La Cage Aux Folles
The Best of Times, The Best of Shows
The award winning show “La Cage Aux Folles”, based on the book by Harvey Fierstein, was one of the best Broadway shows that I’ve ever seen. Quiet and heart warming. Boisterous and sorrowful. “La Cage” has it all. The Tuesday night opening at the State Theatre in Minneapolis, Minnesota began with a stunning Drag Queen in full regalia humorously taunting the audience. The story told is simple. Two young lovers, Jean-Michel and Anne, become engaged to be married and want their parents to meet. The twist is that Jean-Michel’s parents, Georges and Albin, are gay men who own a famous drag club where Albin is the star Drag Queen. Anne’s parents are conservative and her father is a Senator. Craziness and heartbreak ensue as Jean-Michel and his parents try to suddenly recreate their family into something “socially acceptable” in time for dinner. Jerry Herman’s outstanding music and lyrics help tell the story of their plight to conform to conservative social morals.
I enjoyed St. Paul native Christopher Sieber in the role of Albin, Georges partner in show biz and in life. The way he stunned the audience into silence during his intense rendition of “I Am What I Am” truly shows why he was nominated for two Tony Awards. I liked the way that Mr. Sieber played his role as the more playful side of Albin, rather than a more whiny diva characterization. I didn’t like Cathy Newman as Madame Didon, the mother of Anne. She was far too quiet and regularly hid behind things and people. What I did like was how she played the character when she was drunk. I thought that the Cagelles were impressive at imitating how women move when they danced. The men were surprisingly good at dancing in heels and impressive when cartwheeling in wigs. My favorite dance scene took place at the La Cage Aux Folles, where the Cagelles danced in a giant birdcage in front of a background of blinking neon stars.

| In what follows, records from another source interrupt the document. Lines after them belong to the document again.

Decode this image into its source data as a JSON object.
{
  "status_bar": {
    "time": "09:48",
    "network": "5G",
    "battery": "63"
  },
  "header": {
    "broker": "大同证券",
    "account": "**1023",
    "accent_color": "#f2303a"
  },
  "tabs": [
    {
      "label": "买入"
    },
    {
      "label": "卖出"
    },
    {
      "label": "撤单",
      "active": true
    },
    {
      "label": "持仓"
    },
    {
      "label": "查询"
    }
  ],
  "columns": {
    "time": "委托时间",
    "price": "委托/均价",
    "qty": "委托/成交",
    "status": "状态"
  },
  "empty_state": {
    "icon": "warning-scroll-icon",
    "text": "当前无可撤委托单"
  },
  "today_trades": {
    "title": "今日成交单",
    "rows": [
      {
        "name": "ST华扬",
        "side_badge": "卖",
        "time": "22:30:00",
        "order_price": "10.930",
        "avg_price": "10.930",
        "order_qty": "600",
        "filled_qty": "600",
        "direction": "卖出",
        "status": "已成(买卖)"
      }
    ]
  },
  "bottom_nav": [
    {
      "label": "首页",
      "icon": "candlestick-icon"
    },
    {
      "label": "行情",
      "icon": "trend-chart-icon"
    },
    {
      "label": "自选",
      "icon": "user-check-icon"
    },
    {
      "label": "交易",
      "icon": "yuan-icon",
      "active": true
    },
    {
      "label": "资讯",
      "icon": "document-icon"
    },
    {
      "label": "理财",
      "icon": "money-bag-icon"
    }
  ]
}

All of the technical aspects of the show worked together to create a fun and carefree, but meanigful atmosphere. The intricate costume designs for “La Cage” were a work of sparkly genius. Albin’s dress in “I Am What I Am” was truly magnificent. The shinning gold sequins and swirling black veils and lace were perfect for the sad, but defiant mood. “La Cage’s” set design was simple and did not distract from the show itself. I appreciated the minimalism of the white column arches, only two tables, and purple curtains hanging down on the sides of the arches to represent a restaurant during the song “The Best of Times”. The props were inspired. I especially enjoyed the use of a step ladder by Albin to climb down, with Georges help, from the arm of a couch where Albin seemed to be stuck. The lighting worked well to highlight important parts of the show. When Albin was alone singing “I Am What I Am” Georges came out from backstage. Albin remained lit with a spotlight. Georges was hidden in the dark, though he was still an integral part of the scene. It seemed symbolical to me.
I thought that “La Cage Aux Folles” was an impressive show technically and visually. Even though I found some of the secondary actors weak, as a whole I enjoyed the cast’s acting and singing. It was fun to see the acting icon George Hamilton in person! Because of the blatant sexual jokes, as a fourteen year old, I would suggest that this show might not be appropriate to anyone younger than twelve. Yes, I would recommend seeing this show. In fact I’m going again for the closing performance on Sunday!